April and her family live in Gambier, where her husband, Kent (Class of '93), works in the Office of Alumni and Parent Programs for the College. She has taught beginning knitting for three semesters at the Craft Center and very much enjoys working with the students to learn the basic skills necessary for knitting.
April is a self-taught knitter and often learns as much from her students as she teaches them. Currently, she stays home full-time caring for her two young children. Previously, April was a broker with the Huntington Investment Company and trainer with Huntington Bank in Columbus.
Deborah started with knitting and simple weaving at about age eight, and has been fascinated by fiber ever since.
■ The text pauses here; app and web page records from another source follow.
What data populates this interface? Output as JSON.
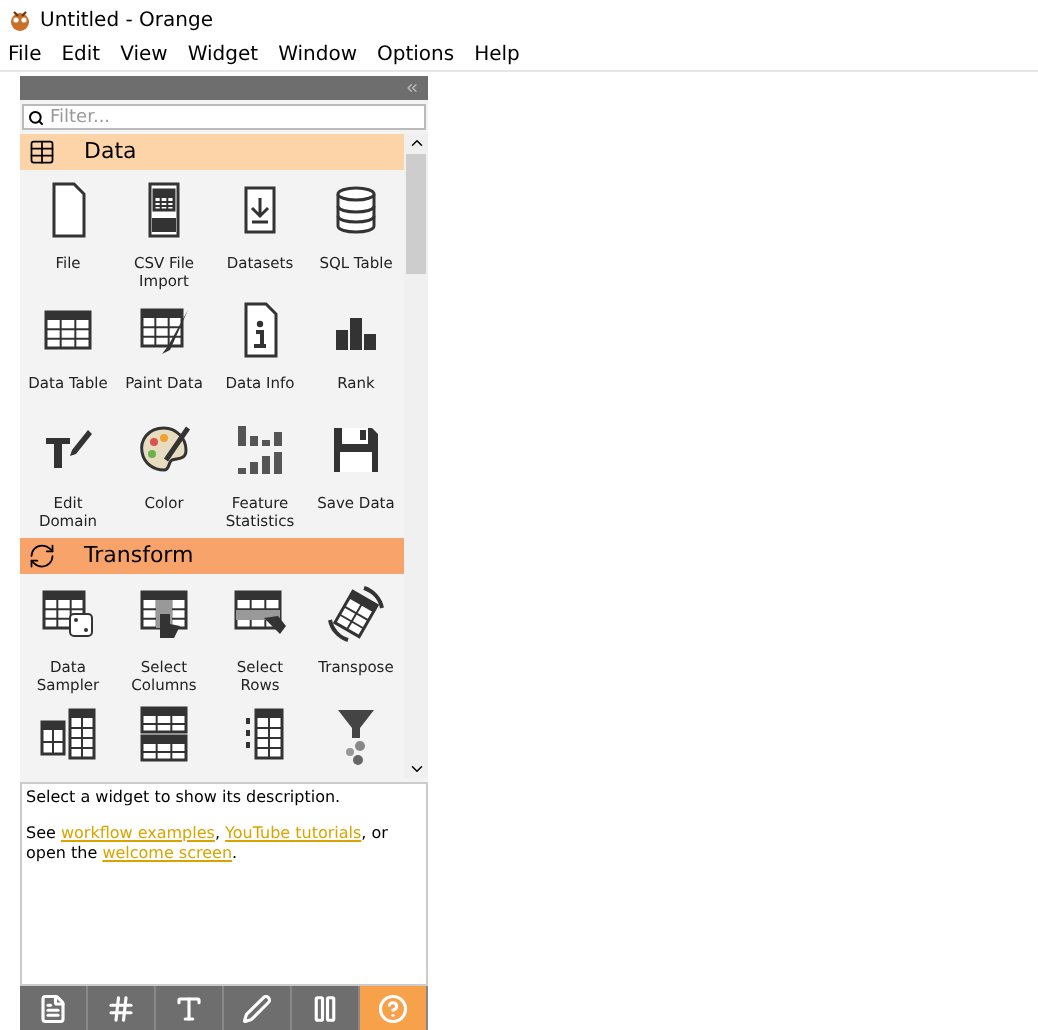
{
  "window": {
    "title": "Untitled  - Orange"
  },
  "menu": [
    "File",
    "Edit",
    "View",
    "Widget",
    "Window",
    "Options",
    "Help"
  ],
  "filter": {
    "placeholder": "Filter..."
  },
  "categories": [
    {
      "name": "Data",
      "kind": "data",
      "color": "#fdd3a8",
      "widgets": [
        {
          "label": "File",
          "kind": "file"
        },
        {
          "label": "CSV File Import",
          "kind": "csv"
        },
        {
          "label": "Datasets",
          "kind": "download"
        },
        {
          "label": "SQL Table",
          "kind": "database"
        },
        {
          "label": "Data Table",
          "kind": "table"
        },
        {
          "label": "Paint Data",
          "kind": "paint"
        },
        {
          "label": "Data Info",
          "kind": "info"
        },
        {
          "label": "Rank",
          "kind": "rank"
        },
        {
          "label": "Edit Domain",
          "kind": "textedit"
        },
        {
          "label": "Color",
          "kind": "palette"
        },
        {
          "label": "Feature Statistics",
          "kind": "bars"
        },
        {
          "label": "Save Data",
          "kind": "save"
        }
      ]
    },
    {
      "name": "Transform",
      "kind": "transform",
      "color": "#f8a36a",
      "widgets": [
        {
          "label": "Data Sampler",
          "kind": "dice"
        },
        {
          "label": "Select Columns",
          "kind": "selcols"
        },
        {
          "label": "Select Rows",
          "kind": "selrows"
        },
        {
          "label": "Transpose",
          "kind": "transpose"
        },
        {
          "kind": "merge"
        },
        {
          "kind": "concat"
        },
        {
          "kind": "split"
        },
        {
          "kind": "funnel"
        }
      ]
    }
  ],
  "description": {
    "text": "Select a widget to show its description.",
    "parts": [
      {
        "kind": "text",
        "text": "See "
      },
      {
        "kind": "link",
        "text": "workflow examples"
      },
      {
        "kind": "text",
        "text": ", "
      },
      {
        "kind": "link",
        "text": "YouTube tutorials"
      },
      {
        "kind": "text",
        "text": ", or open the "
      },
      {
        "kind": "link",
        "text": "welcome screen"
      },
      {
        "kind": "text",
        "text": "."
      }
    ]
  },
  "toolbar": [
    {
      "kind": "info",
      "selected": false
    },
    {
      "kind": "hash",
      "selected": false
    },
    {
      "kind": "text",
      "selected": false
    },
    {
      "kind": "pen",
      "selected": false
    },
    {
      "kind": "pause",
      "selected": false
    },
    {
      "kind": "help",
      "selected": true
    }
  ]
}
She attended Iowa State University and received a B.S. in Applied Art. At ISU, she studied interiors and surface design (dyeing and printing), but really learned to weave in the year after graduation. She spent three years in a weaving program in Denver, CO, and has taken classes whenever possible with well-known weavers, spinners, and dyers in the years since.
Deborah has worked in Chicago as a textile R&D specialist, and has raised her own sheep and angora goats. She currently owns a retail yarn store in Knox County, Craftsman Hill Fibers, and teaches knitting, weaving, spinning, and other crafts.
Rick attended high school at the Colegio Americano de Quito in Ecuador, then returned to the US to major in psychology at Kenyon. During his time here, he was the theater shop manager. He then went on to earn an MFA in Theater Design and Technology at Ohio University.
He gained experience in design and construction as a technical director in Kansas and Illinois, and in twelve years as a cabinet maker and furniture designer in Chicago and Champaign, IL. He now works in marketing for product management and new product development, and is currently a Business Unit Manager for new color technology in the plastics industry.
Rick has taught woodworking at the Craft Center for nineteen years. He and his wife Deborah, Craft Center weaving instructor, have just built a new house, which is dominated by studio spaces for each of them. He continues to design and build furniture for the new house and for a variety of charitable causes.
Rick can be reached at firstname.lastname@example.org.